The Simple Path to Wealth
By: JL Collins
If the ideas found within a book in any way reflect the type of person the author is, which I absolutely believe they do, then I can assume the following. JL Collins is a simple man. A man with a sound mind and a good heart. I like that kind of person.
What I find most appealing about this book is the books simplicity. The author proposes the following as the secret to wealth.
- Spend less than you earn
- Invest the surplus
- Avoid debt
See, no secrets here. Just plain old wisdom you’ve probably heard someplace else. The catch is… nobody does it. That’s why so few are financially secure today.
I’m a big proponent of financial independence. The primary motivator in my own life is because I want to own and operate a small organic farm one day. Small organic farms generally have a hard time paying the bills, and I don’t want to place a burden on my young family with having to deal with financial stress. Therefore, the solution is financial independence.
The book also clarifies what financial independence is:
FI = Investment portfolio x 4% > living expenses
Financial Independence is reached once your investment portfolio has grown to the size that a 4% withdraw rate could cover your annual living expenses. That’s it, grow a portfolio that size and you never have to work another day in your life. Note that this is done with data of a 50% stock 50% bond portfolio, and estimated with the annual growth of the stock market over its history. Nothing is perfect and past returns don’t guarantee future ones.
If you’re lost at this point I suggest you do some more research and read this book. Moving on.
The author argues the greatest value of financial independence is simply your freedom. It’s not about being able to never work another day in your life (although that is an option) it’s about being able to do the work you enjoy. I enjoy reading simple books like this because they serve as a reminder to be wise with my money.
Note: The author is a huge fan of Vanguard.

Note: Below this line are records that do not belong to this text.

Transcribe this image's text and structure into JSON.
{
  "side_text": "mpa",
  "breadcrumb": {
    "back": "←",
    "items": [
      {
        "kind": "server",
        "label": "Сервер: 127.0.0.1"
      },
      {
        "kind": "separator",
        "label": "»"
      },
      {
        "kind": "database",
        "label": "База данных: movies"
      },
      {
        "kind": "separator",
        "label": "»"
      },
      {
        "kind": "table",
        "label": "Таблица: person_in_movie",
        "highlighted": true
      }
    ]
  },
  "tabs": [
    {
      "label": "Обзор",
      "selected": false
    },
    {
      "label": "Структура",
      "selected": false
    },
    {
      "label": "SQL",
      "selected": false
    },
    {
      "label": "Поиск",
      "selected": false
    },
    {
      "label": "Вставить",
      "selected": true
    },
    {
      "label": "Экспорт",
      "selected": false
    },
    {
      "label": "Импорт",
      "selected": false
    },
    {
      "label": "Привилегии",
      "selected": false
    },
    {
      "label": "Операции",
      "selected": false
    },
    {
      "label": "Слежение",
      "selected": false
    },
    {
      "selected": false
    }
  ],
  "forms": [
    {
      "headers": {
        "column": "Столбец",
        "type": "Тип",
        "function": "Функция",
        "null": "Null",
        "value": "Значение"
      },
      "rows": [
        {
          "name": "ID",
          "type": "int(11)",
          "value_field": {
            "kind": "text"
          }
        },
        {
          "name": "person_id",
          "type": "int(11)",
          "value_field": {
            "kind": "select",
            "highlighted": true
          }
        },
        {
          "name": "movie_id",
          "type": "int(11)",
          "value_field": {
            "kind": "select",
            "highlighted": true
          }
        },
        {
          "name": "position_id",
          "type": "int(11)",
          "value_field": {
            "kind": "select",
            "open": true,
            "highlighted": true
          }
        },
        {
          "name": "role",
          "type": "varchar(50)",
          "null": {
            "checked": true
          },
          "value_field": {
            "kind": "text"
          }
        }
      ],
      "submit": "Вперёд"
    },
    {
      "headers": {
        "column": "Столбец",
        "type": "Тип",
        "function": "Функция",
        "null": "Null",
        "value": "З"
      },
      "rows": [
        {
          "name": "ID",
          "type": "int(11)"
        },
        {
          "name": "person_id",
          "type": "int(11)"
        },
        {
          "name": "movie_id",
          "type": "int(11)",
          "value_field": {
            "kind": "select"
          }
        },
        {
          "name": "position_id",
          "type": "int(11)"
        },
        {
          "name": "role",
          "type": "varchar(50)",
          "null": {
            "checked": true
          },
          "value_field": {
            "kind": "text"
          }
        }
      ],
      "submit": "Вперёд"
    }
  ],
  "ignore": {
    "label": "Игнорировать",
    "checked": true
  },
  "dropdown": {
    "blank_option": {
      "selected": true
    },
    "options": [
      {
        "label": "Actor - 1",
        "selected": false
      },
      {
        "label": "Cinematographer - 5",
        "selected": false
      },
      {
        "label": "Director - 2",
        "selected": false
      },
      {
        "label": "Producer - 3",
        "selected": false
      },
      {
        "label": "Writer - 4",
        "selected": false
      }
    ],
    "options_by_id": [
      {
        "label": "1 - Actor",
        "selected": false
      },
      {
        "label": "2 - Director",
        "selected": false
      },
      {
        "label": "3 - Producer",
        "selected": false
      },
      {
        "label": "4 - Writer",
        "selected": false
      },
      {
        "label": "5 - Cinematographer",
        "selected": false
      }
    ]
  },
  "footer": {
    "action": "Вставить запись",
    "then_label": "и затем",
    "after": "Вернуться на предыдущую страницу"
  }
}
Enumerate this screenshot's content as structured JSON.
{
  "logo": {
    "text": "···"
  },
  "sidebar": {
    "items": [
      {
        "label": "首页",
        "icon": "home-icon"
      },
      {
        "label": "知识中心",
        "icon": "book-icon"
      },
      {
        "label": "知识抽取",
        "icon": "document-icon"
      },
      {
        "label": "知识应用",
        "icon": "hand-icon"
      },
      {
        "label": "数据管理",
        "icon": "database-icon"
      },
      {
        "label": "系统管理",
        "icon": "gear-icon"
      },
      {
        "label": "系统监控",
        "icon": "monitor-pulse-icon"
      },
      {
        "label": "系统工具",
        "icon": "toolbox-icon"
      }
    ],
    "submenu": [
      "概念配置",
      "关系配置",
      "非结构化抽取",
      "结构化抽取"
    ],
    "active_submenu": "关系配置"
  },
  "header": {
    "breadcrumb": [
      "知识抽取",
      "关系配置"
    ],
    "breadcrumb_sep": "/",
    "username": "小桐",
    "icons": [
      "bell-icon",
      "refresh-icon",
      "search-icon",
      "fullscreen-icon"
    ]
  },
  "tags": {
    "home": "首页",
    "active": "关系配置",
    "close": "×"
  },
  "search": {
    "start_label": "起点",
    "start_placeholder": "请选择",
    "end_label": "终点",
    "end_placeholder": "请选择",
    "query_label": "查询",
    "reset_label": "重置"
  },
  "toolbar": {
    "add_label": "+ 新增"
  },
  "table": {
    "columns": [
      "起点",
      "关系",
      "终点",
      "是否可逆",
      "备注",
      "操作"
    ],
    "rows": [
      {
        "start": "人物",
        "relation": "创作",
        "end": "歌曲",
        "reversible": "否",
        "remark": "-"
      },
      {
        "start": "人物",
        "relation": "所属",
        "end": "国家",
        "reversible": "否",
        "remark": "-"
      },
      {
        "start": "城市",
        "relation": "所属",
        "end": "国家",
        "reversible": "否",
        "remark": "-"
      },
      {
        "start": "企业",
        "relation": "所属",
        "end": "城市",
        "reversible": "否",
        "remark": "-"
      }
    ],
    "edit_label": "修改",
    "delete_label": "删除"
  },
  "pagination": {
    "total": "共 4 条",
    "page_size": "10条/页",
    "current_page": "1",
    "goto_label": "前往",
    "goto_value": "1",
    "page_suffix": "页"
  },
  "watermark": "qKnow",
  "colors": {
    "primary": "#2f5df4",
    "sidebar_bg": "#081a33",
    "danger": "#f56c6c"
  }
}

It what he uses to manage his wealth and he mentions it frequently. I haven’t done enough research to suggest it, but I would definitely check it out.
over and out,